With deployments, there’s always a lot of emotions surrounding it. Soldiers share the excitement of being able to experience the military, the sacrifice and the benefits of being part of something bigger than yourself.
“Being a Soldier can be a dangerous occupation, there is no hiding that, but, there are so many parts about being in the Army that are so rewarding,” said Brown. “You learn so much about the people around you, about yourself and your capabilities; these moments are priceless and they also make for great stories.”
Soldiers share the opportunity to compare previous deployments and experiences they’ve been through while serving.
“I was actually excited to deploy this time because it was definitely outside of the usual deployment I’ve done to both Iraq and Afghanistan,” said Gualdarama. “I wanted to see the differences between my deployments and compare each other in positive and negative ways.”
Although many who serve get a chance to deploy, many still don’t deploy. When asked how they feel about being in a new country, some share the new experience, anxieties and expectations.
“I like it a lot, everything besides the cold but I am adjusting pretty well,” said Gualdarama. “Working, going out into the community and experiencing their culture is something that I never thought I’d be able to do and I am so grateful.”
This team has been away from Hawaii for nearly two months, but has made sure to bring the “Aloha spirit” wherever they go both in the job and outside of the uniform.
“I’ve been speaking to the lunch lady and some other Polish soldiers in Polish,” said Brown. “I’ve had the opportunity to hang out with some fellow Soldiers and met some of the locals in the area and that’s always a fun experience.”
The NATO mission has just begun for the 117th MPAD, but these Soldiers look forward to supporting Operation European Assure, Deter and Reinforce, and experience the different cultures within Poland.
“Just the experience of traveling and experiencing another country, culture and language is just amazing to be a part of,” said Gualdarama.
The 117th MPAD looks to embrace the many opportunities they can personally and professionally develop to better each other, themselves and the communities both at home and abroad while doing what they’re trained to do; spread the news.

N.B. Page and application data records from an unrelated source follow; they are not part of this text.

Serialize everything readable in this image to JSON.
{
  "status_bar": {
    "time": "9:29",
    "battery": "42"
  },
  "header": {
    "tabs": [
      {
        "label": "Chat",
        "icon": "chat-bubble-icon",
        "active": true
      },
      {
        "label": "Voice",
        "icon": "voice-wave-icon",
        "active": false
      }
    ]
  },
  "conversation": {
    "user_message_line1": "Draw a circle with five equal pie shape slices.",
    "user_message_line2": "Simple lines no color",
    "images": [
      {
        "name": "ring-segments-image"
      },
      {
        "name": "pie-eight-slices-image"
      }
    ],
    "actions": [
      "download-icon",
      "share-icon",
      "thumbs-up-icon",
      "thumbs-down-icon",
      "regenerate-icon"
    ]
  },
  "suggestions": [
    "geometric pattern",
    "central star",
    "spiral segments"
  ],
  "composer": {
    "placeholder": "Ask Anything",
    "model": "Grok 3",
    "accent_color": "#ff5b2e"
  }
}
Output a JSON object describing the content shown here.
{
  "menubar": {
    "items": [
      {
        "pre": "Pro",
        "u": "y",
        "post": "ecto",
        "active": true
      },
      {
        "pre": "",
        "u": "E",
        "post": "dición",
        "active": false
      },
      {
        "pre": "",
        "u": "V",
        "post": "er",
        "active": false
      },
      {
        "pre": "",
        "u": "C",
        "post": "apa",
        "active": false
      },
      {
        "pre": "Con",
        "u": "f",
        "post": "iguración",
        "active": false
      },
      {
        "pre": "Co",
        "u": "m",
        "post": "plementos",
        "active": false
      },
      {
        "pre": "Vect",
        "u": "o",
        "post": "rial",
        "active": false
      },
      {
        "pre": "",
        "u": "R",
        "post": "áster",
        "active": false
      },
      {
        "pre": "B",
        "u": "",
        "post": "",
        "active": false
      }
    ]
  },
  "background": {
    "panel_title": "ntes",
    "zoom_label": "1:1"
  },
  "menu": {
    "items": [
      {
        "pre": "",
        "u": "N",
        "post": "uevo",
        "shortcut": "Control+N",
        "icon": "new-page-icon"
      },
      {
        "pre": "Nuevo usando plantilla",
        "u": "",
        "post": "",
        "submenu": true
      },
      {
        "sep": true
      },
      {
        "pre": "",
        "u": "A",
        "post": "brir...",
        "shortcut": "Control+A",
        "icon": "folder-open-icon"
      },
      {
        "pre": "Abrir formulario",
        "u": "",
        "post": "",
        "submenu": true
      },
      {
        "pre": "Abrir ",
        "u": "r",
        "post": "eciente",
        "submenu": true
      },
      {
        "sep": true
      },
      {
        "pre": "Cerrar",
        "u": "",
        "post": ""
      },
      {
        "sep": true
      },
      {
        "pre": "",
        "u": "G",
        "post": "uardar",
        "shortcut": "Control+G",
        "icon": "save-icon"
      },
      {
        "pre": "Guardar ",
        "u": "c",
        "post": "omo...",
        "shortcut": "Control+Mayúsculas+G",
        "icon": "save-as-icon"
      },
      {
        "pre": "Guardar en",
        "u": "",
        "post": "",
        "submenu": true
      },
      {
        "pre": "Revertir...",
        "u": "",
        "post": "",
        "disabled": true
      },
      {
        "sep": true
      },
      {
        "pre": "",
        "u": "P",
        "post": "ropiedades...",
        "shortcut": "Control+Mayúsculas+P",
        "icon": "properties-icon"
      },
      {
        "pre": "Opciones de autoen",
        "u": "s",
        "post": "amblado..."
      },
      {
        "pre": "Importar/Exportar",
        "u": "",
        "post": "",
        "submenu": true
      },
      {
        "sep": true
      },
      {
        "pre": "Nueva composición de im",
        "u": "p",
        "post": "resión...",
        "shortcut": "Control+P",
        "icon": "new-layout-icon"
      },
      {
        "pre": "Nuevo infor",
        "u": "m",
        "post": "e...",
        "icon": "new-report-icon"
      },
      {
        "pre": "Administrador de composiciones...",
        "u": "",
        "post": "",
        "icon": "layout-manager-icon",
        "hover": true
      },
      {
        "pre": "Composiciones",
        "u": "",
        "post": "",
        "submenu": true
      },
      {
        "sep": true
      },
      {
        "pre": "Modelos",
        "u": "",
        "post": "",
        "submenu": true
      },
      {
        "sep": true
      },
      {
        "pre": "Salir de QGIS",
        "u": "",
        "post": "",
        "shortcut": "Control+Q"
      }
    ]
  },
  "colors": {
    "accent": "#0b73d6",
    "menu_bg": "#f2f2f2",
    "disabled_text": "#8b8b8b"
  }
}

“I would like to enhance my public affairs skills by going on multiple missions and refining my craft, enhancing my college education, potentially learning another language, connect with people, better myself and do what we do best which is to spread da Aloha spirit,” said Gualdarama.